Do you remember that initial moment when you discovered something that made your jaw drop? The first time I flew at age nine, my jaw dropped. My first flight also happened to take place a week after the horrifying crash in Sioux City, Iowa, of a United jet. Let’s just say I was a bit nervous.
I originally had the middle seat, but a very kind lady offered her window seat so I could see everything. Flying into Las Vegas, at night, was incredible. The lights from the Strip were visible from miles away. For a girl used to living out in the country, with her closest neighbor a quarter-of-a-mile away, it didn’t seem real.

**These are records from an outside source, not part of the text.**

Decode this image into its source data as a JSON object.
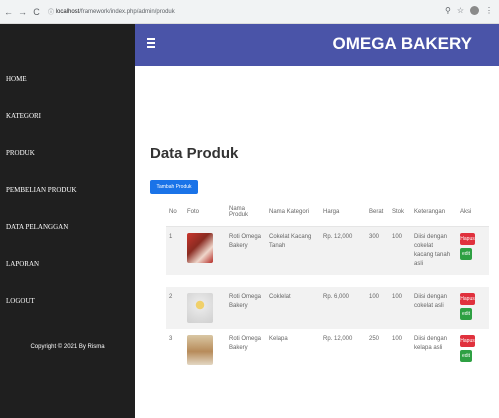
{
  "browser": {
    "url_host": "localhost",
    "url_path": "/framework/index.php/admin/produk"
  },
  "sidebar": {
    "items": [
      {
        "label": "HOME"
      },
      {
        "label": "KATEGORI"
      },
      {
        "label": "PRODUK"
      },
      {
        "label": "PEMBELIAN PRODUK"
      },
      {
        "label": "DATA PELANGGAN"
      },
      {
        "label": "LAPORAN"
      },
      {
        "label": "LOGOUT"
      }
    ],
    "copyright": "Copyright © 2021 By Risma"
  },
  "header": {
    "brand": "OMEGA BAKERY"
  },
  "main": {
    "title": "Data Produk",
    "add_button": "Tambah Produk",
    "table": {
      "headers": [
        "No",
        "Foto",
        "Nama Produk",
        "Nama Kategori",
        "Harga",
        "Berat",
        "Stok",
        "Keterangan",
        "Aksi"
      ],
      "rows": [
        {
          "no": "1",
          "name": "Roti Omega Bakery",
          "category": "Cokelat Kacang Tanah",
          "price": "Rp. 12,000",
          "weight": "300",
          "stock": "100",
          "desc": "Diisi dengan cokelat kacang tanah asli"
        },
        {
          "no": "2",
          "name": "Roti Omega Bakery",
          "category": "Coklelat",
          "price": "Rp. 6,000",
          "weight": "100",
          "stock": "100",
          "desc": "Diisi dengan cokelat asli"
        },
        {
          "no": "3",
          "name": "Roti Omega Bakery",
          "category": "Kelapa",
          "price": "Rp. 12,000",
          "weight": "250",
          "stock": "100",
          "desc": "Diisi dengan kelapa asli"
        }
      ],
      "action_delete": "Hapus",
      "action_edit": "edit"
    }
  }
}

As you get older, the jaw-dropping moments become fewer in number, but no less desirable. What I’ve found interesting is the increasing number of people who are certain they can make your jaw drop. Realistically, not everyone can be a Steve Jobs presenting an iPod or iPhone, but that doesn’t keep people from trying. Then, it becomes a question of authenticity.
More companies than I care to think about settle for over-promising instead of delivering a real jaw dropper. Infomercials are a perfect example of this practice. We’re talking about kitchen gadgets, weight-loss supplements, or exercise equipment. These categories are not jaw dropping, but marketers frame them as such. This inaccurate positioning does little to convince the viewer logically of a product’s value. But because we want to have a jaw-dropping experience, we call the 800 number and agree to three easy payments. Invariably, we’re disappointed because it isn’t real.
The disappointment doesn’t keep us from searching for the next one. I think that’s why you see lines snaking around Apple stores for hours on end. We’re willing to keep trying to satisfy the need to be amazed. We enjoy the rush of adrenaline, the initial moment of awe where our brain can only say, “Wow. That’s so cool.” I only wish it lasted a bit longer, because once it’s over, the hunt for the next moment is on again. And I’m afraid a knife that can slice through cans or shoes isn’t going cut it (pun intended).